AS RECENTLY AS 2020, China’s polypropylene (PP) exports totalled just 424,746 tonnes, causing what must have been barely a ripple of anxiety among the major Asian and Middle East exporters. But as the slide below shows, in 2021, China moved into the group of top exporters as its exports surged to 1.4m tonnes. This year, exports could be 1.7m tonnes or higher.
Asian Chemical Connections
RECOVERY? WHAT RECOVERY? Some market players are talking about a rebound in the Chinese economy, and, therefore, polyolefins demand, but the critically important spreads data continue to tell a different story. Nothing has changed from last week.
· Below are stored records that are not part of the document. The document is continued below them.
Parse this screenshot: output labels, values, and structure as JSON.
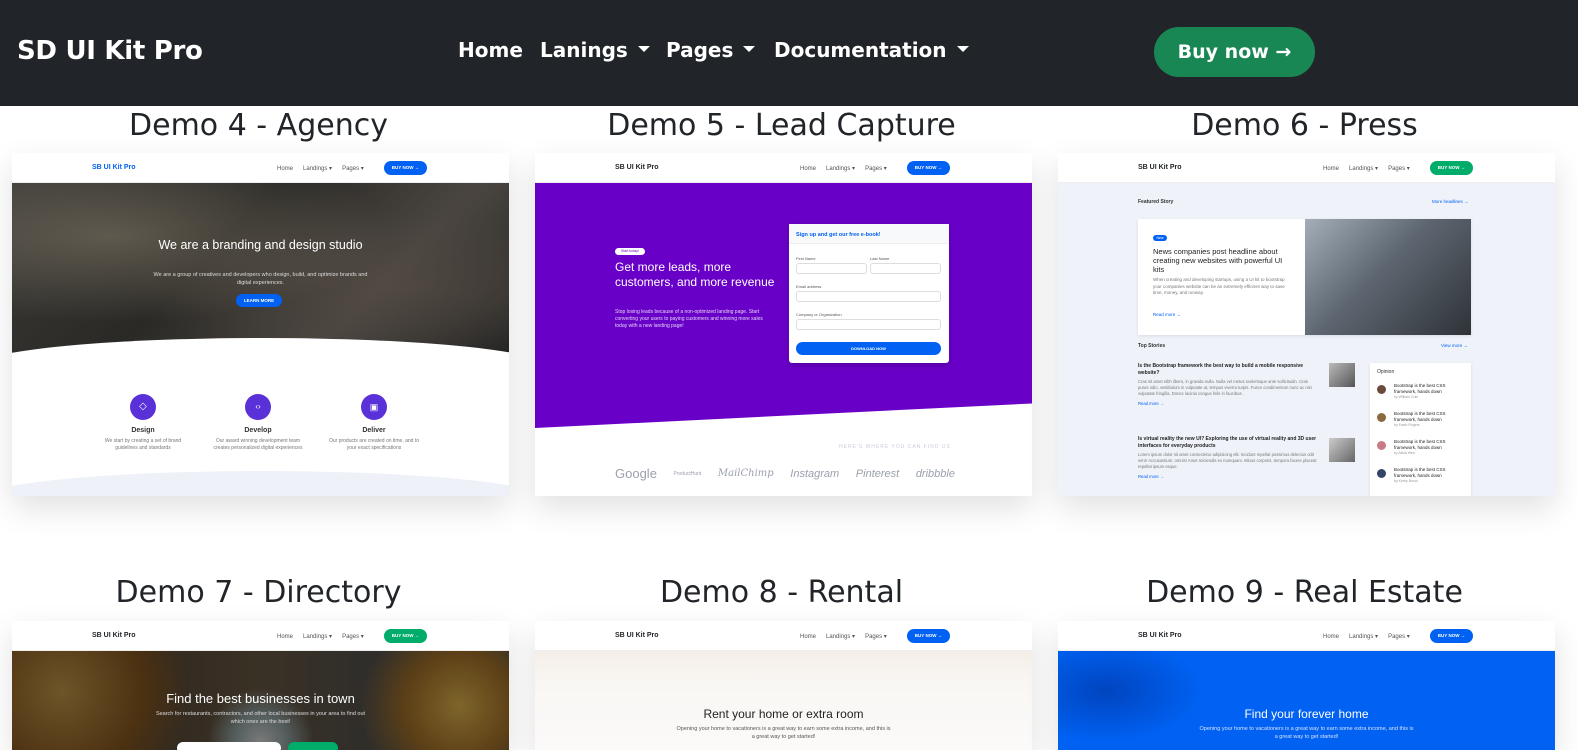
{
  "navbar": {
    "brand": "SD UI Kit Pro",
    "items": [
      {
        "label": "Home"
      },
      {
        "label": "Lanings"
      },
      {
        "label": "Pages"
      },
      {
        "label": "Documentation"
      }
    ],
    "buy_label": "Buy now →"
  },
  "demos": [
    {
      "title": "Demo 4 - Agency",
      "mini_brand": "SB UI Kit Pro",
      "links": [
        "Home",
        "Landings ▾",
        "Pages ▾"
      ],
      "btn": "BUY NOW →",
      "hero_title": "We are a branding and design studio",
      "hero_sub": "We are a group of creatives and developers who design, build, and optimize brands and digital experiences.",
      "hero_btn": "LEARN MORE",
      "features": [
        {
          "name": "Design",
          "desc": "We start by creating a set of brand guidelines and standards"
        },
        {
          "name": "Develop",
          "desc": "Our award winning development team creates personalized digital experiences"
        },
        {
          "name": "Deliver",
          "desc": "Our products are created on time, and to your exact specifications"
        }
      ]
    },
    {
      "title": "Demo 5 - Lead Capture",
      "mini_brand": "SB UI Kit Pro",
      "links": [
        "Home",
        "Landings ▾",
        "Pages ▾"
      ],
      "btn": "BUY NOW →",
      "badge": "Start today!",
      "hero_title": "Get more leads, more customers, and more revenue",
      "hero_sub": "Stop losing leads because of a non-optimized landing page. Start converting your users to paying customers and winning more sales today with a new landing page!",
      "form_title": "Sign up and get our free e-book!",
      "first_name": "First Name",
      "last_name": "Last Name",
      "email": "Email address",
      "company": "Company or Organization",
      "form_btn": "DOWNLOAD NOW",
      "find_us": "HERE'S WHERE YOU CAN FIND US",
      "logos": [
        "Google",
        "ProductHunt",
        "MailChimp",
        "Instagram",
        "Pinterest",
        "dribbble"
      ]
    },
    {
      "title": "Demo 6 - Press",
      "mini_brand": "SB UI Kit Pro",
      "links": [
        "Home",
        "Landings ▾",
        "Pages ▾"
      ],
      "btn": "BUY NOW →",
      "featured": "Featured Story",
      "more_headlines": "More headlines →",
      "tag": "New",
      "story_title": "News companies post headline about creating new websites with powerful UI kits",
      "story_text": "When creating and developing startups, using a UI kit to bootstrap your companies website can be an extremely efficient way to save time, money, and runway.",
      "read_more": "Read more →",
      "top_stories": "Top Stories",
      "view_more": "View more →",
      "stories": [
        {
          "title": "Is the Bootstrap framework the best way to build a mobile responsive website?",
          "text": "Cras sit amet nibh libero, in gravida nulla. Nulla vel metus scelerisque ante sollicitudin. Cras purus odio, vestibulum in vulputate at, tempus viverra turpis. Fusce condimentum nunc ac nisi vulputate fringilla. Donec lacinia congue felis in faucibus.",
          "read": "Read more →"
        },
        {
          "title": "Is virtual reality the new UI? Exploring the use of virtual reality and 3D user interfaces for everyday products",
          "text": "Lorem ipsum dolor sit amet consectetur adipisicing elit. Incidunt repellat possimus delectus odit vero! Accusantium, omnis! Amet reiciendis ex numquam. Minus corporis, tempora facere placeat repellat ipsum esque.",
          "read": "Read more →"
        }
      ],
      "opinion": "Opinion",
      "opinions": [
        {
          "title": "Bootstrap is the best CSS framework, hands down",
          "by": "by William Cole"
        },
        {
          "title": "Bootstrap is the best CSS framework, hands down",
          "by": "by Ewah Rogers"
        },
        {
          "title": "Bootstrap is the best CSS framework, hands down",
          "by": "by Alicia Wen"
        },
        {
          "title": "Bootstrap is the best CSS framework, hands down",
          "by": "by Kerby Brook"
        }
      ]
    },
    {
      "title": "Demo 7 - Directory",
      "mini_brand": "SB UI Kit Pro",
      "links": [
        "Home",
        "Landings ▾",
        "Pages ▾"
      ],
      "btn": "BUY NOW →",
      "hero_title": "Find the best businesses in town",
      "hero_sub": "Search for restaurants, contractors, and other local businesses in your area to find out which ones are the best!"
    },
    {
      "title": "Demo 8 - Rental",
      "mini_brand": "SB UI Kit Pro",
      "links": [
        "Home",
        "Landings ▾",
        "Pages ▾"
      ],
      "btn": "BUY NOW →",
      "hero_title": "Rent your home or extra room",
      "hero_sub": "Opening your home to vacationers is a great way to earn some extra income, and this is a great way to get started!"
    },
    {
      "title": "Demo 9 - Real Estate",
      "mini_brand": "SB UI Kit Pro",
      "links": [
        "Home",
        "Landings ▾",
        "Pages ▾"
      ],
      "btn": "BUY NOW →",
      "hero_title": "Find your forever home",
      "hero_sub": "Opening your home to vacationers is a great way to earn some extra income, and this is a great way to get started!"
    }
  ],
  "colors": {
    "navbar": "#212529",
    "buy": "#198754",
    "primary": "#0061f2",
    "purple": "#6900c7",
    "green": "#00ac69"
  }
}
EFFICIENT SUPPLY CHAINS were something that we used to take for granted. They hummed away in the background, making petrochemicals just one of many globalised industries where products and services flowed almost seamlessly across borders. We didn’t have to think about supply chains because they worked so well.
Every tonne you don’t produce, when you correctly assess that the demand isn’t there in a particular market, will be important in preserving cashflow. Cashflow could once again be king, as it was just during the 2008-2009 Global Financial Crisis; and every tonne that you do produce, when you accurately assess that demand is there will, of course, support your revenues.
China’s polyethylene (PE) demand in 2022 could fall by 3% over last year. Net imports may be as much as 3.9m tonnes lower
US PE exports could be restricted in 2022 by local logistics challenges as China’s imports decline as its economy suffers a recession. The centre of attention for Asian and Middle exporters may therefore be Europe.
EUROPE’S NET HDPE imports could be as high as 4.1m tonnes in 2022 versus last year’s 1.1m tonnes.
I AM JUST about clinging to a base case of positive China polyethylene (PE) demand growth in 2022 because China has a great track record of turning its economy around after short periods of weaker growth. But this time could be different.
IT WILL NOT be easy to estimate what could be higher-than-expected levels of European petrochemicals imports during the rest of 2022. But in the context of a China that might even be in recession, the extra effort necessary to figure calculate shifts in European trade flows is very, very worthwhile.
THE HEADLINE IN the above slide has always been the case. But why it was forgotten could be because many of us spent most, if not all, of our professional careers in the benign period between the end of the Cold War in 1991 and the pivot in the US approach to China, which happened some four years ago.